Would you please copy the entries exactly, leaving every picture aside?

[DATA — start]

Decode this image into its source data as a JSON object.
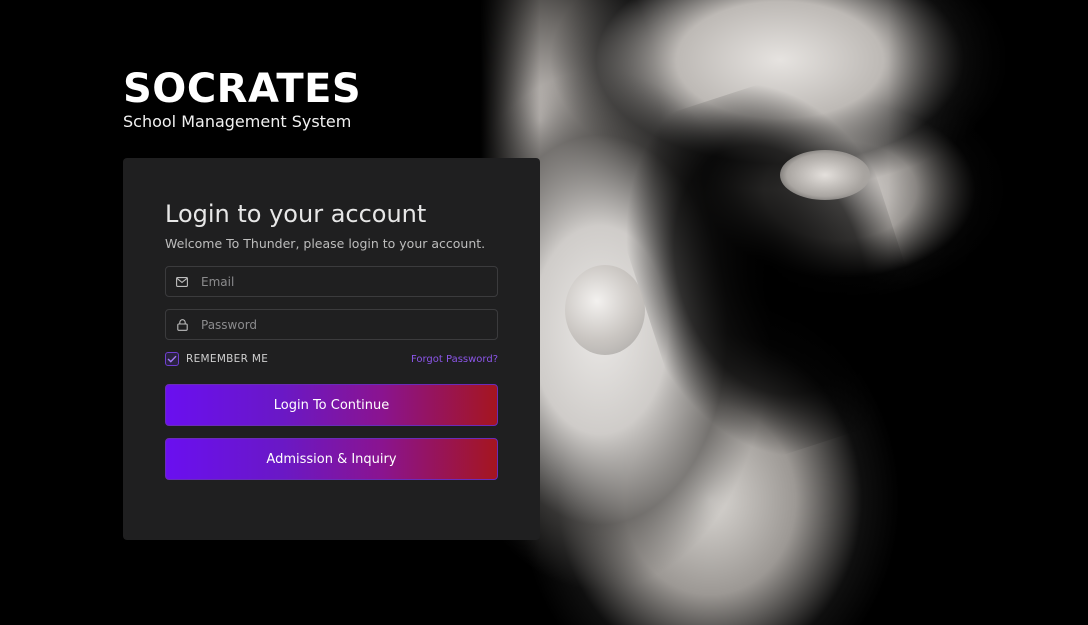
{
  "brand": {
    "title": "SOCRATES",
    "subtitle": "School Management System"
  },
  "login": {
    "title": "Login to your account",
    "welcome": "Welcome To Thunder, please login to your account.",
    "email_placeholder": "Email",
    "password_placeholder": "Password",
    "remember_label": "REMEMBER ME",
    "remember_checked": true,
    "forgot_label": "Forgot Password?",
    "login_button": "Login To Continue",
    "admission_button": "Admission & Inquiry"
  },
  "icons": {
    "email": "mail-icon",
    "password": "lock-icon",
    "checkbox": "check-icon"
  },
  "colors": {
    "card_bg": "#1f1f20",
    "accent_purple": "#6a0ff0",
    "accent_red": "#a51520",
    "link": "#8b55e8"
  }
}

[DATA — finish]

RESULT OF THIS EXERCISE:
Decode this image into its source data as a JSON object.
{
  "brand": {
    "title": "SOCRATES",
    "subtitle": "School Management System"
  },
  "login": {
    "title": "Login to your account",
    "welcome": "Welcome To Thunder, please login to your account.",
    "email_placeholder": "Email",
    "password_placeholder": "Password",
    "remember_label": "REMEMBER ME",
    "remember_checked": true,
    "forgot_label": "Forgot Password?",
    "login_button": "Login To Continue",
    "admission_button": "Admission & Inquiry"
  },
  "icons": {
    "email": "mail-icon",
    "password": "lock-icon",
    "checkbox": "check-icon"
  },
  "colors": {
    "card_bg": "#1f1f20",
    "accent_purple": "#6a0ff0",
    "accent_red": "#a51520",
    "link": "#8b55e8"
  }
}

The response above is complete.